Luo Yonghao on his first-ever livestreaming show, April 1, 2020. (Photo provided to China Daily)
Top livestreaming salesgirl Weiya on Wednesday sold a rocket through livestreaming. No, this isn't an April Fool's Day joke. Weiya sold a rocket technology company's rocket launching service to a satellite service company at a "discounted price" of 40 million yuan ($5.6 million). The marked price was 45 million yuan.
That and a whopping sale through livestreaming on Wednesday by another online influencer, Luo Yonghao, have underscored the huge potential the medium holds.
Luo's debut three-hour livestreaming shopping show on major short-video platform Douyin attracted more than 48 million online viewers, who ended up buying products worth 110 million yuan, the highest sales record on Douyin.
The livestreaming shopping industry grew rapidly in 2019, cultivating its own key opinion leaders to attract a huge number of customers. This year is proving to be huge for the industry, given that the Chinese people's consumption is now largely influenced by online channels, and the novel coronavirus outbreak has largely confined them indoors since the end of January.

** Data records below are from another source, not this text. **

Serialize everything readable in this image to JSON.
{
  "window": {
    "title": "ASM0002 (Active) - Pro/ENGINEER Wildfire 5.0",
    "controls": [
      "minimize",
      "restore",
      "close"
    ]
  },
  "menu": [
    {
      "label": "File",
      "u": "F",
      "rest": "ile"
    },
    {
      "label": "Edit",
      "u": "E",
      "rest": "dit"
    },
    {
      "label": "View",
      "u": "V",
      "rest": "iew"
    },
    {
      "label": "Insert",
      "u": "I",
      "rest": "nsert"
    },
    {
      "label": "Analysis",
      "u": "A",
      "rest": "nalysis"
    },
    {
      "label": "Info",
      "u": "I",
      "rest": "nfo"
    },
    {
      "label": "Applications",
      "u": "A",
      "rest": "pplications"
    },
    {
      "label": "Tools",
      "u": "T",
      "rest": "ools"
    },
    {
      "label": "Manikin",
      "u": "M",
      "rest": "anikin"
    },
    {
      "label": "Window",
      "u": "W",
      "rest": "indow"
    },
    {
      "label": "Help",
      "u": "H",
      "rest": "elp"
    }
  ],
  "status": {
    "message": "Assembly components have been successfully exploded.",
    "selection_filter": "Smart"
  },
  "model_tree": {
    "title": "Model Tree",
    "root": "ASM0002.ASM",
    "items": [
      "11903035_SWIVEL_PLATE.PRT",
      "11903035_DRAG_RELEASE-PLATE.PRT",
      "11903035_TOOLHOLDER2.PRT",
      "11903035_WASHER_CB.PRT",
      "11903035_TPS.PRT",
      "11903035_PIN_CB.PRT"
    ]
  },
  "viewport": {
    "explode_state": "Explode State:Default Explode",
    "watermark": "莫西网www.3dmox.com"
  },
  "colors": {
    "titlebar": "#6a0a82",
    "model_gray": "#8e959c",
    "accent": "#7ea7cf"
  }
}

Livestreaming, particularly, is gaining ground thanks to the advantages it offers, such as logistics, low prices and two-way communication facility. Traditional key opinion leaders such as Luo Yonghao have, on identifying livestreaming's potential, tagged themselves with the industry. They bring with them their fans, who are willing to buy whatever they sell, contributing immensely to livestreaming sales.
A majority of Luo's fans, by extension potential customers of his livestreaming shopping shows, are males, reversing the traditionally female clientele for online shopping.
Weiya's rocket sale not only sets a record, but also demonstrates livestreaming's potential in market promotion, which is much needed in the face of the sluggish economy due to the novel coronavirus outbreak.